Bill Goodman - TAGIE In Memoriam Honoree
Few people have the creativity, patience and persistence to keep the childlike wonder that makes an inventor great. Challenges we face come up, requests to do things differently, faster, cheaper all get in the way. Like many others, I had the incredible good fortune to learn from Bill Goodman that “Growing Up” didn’t have to mean sacrificing that kid inside that keeps the drive alive to make incredibly cool things for kids and enjoy, truly enjoy every minute.
From his earliest days in San Francisco at Team Machina, Bill was committed to turning every stone, ask every question, seek out any new partner all with the sole goal of bringing great new ideas to life in a way that everyone could afford to play and enjoy them. All the time, Bill was like the Pide Piper attracting everyone that came in contact with him to come along for the journey. His stops at Machina and Sega Games highlighted his time in San Francisco where he had the chance to help bring dozens of toys to market.
While at Tiger in the late 90’s, I had the chance to work with Bill for the first time when Dave Capper introduced us as we were getting ready to launch Hit Clips. Dave and Andy Filo had this awesome idea to bring music to kids in a fun new way. We all knew Hit Clips had huge potential, what we didn’t plan on were the hundreds of hours, days nights and weekends that would be needed to get thousands of hours of content edited and ready. Bill and his partner Kent Suzuki, joined the team and with their help, Hit Clips went on to be called the “I Pod before the iPod” by a reporter for Time Magazine. Hit Clips evolved in Video Now and Bill’s passion and persistence helped Hasbro hit another one out of the park.
Few people spoke about Bill’s creations at that point and he was happy to be in the backroom jamming to get things done while us marketing guys got all of the attention, but those of us who worked on these “Home Runs” know how vital a role Bill played in making sure our dreams came to life.
Bill’s successes were countless, but none of them compared to his biggest, his family. Hilary, Georgia and Lucy were his world. Whether ice skating, skiing at Sugar Loaf or building a cardboard boat, Bill could be found again in the role of Pied Piper with dozens of kids all screaming to be with him as his created adventure after adventure.

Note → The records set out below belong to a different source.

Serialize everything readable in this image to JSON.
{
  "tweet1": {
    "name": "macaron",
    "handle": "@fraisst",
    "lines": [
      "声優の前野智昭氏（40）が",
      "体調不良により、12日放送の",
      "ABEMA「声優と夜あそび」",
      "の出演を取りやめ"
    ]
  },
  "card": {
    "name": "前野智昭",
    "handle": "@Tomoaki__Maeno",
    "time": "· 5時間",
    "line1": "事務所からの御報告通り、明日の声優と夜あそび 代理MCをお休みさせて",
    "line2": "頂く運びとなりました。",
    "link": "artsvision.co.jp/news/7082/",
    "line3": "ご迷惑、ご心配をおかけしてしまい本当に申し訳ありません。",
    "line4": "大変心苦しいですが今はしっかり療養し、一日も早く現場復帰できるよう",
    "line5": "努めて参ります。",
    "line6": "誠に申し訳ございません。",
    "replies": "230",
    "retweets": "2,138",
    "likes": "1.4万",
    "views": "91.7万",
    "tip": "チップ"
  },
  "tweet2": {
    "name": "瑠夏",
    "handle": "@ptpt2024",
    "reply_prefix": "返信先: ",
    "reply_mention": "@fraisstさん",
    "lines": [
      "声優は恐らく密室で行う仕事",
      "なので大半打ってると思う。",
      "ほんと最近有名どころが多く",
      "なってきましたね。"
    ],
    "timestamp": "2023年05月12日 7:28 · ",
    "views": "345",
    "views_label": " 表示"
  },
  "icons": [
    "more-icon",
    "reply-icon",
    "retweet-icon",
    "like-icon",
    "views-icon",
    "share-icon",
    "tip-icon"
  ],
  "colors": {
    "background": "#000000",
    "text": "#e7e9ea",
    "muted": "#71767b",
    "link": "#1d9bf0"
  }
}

After Bill got sick a couple of years ago, I went to Maine to visit. He said that he really wanted to get a few friends together for pizza as people had been so nice and wanted to see him. We sent out a quick note on Tuesday, the following night at a local pizza place on the water, 150 people showed up. I’ve been to Bar Mitzvah’s planned for years with less people.
The key was everyone wanted to be around Bill's great smile, positive energy and real love for life. I asked him once if the treatment became too hard if he really thought it was worth doing. He smiled, said, “That shit ain't got nothing on me and if it gets me one more day with the girls, I’m in.”
Bill’s wish was to bring happiness to everyone around him and that if he did that well, he would love on way after being gone physically. I can tell you, based on how he lived, that dream will never die. Not a day goes by that one of his friends doesn’t reach out or tell a Bill story. The legend of his Gold Jacket will endure as long as his smile does.
You see, Bill may have been a Goodman, but to all of us he was a friend, colleague, in short he was a GREAT Man.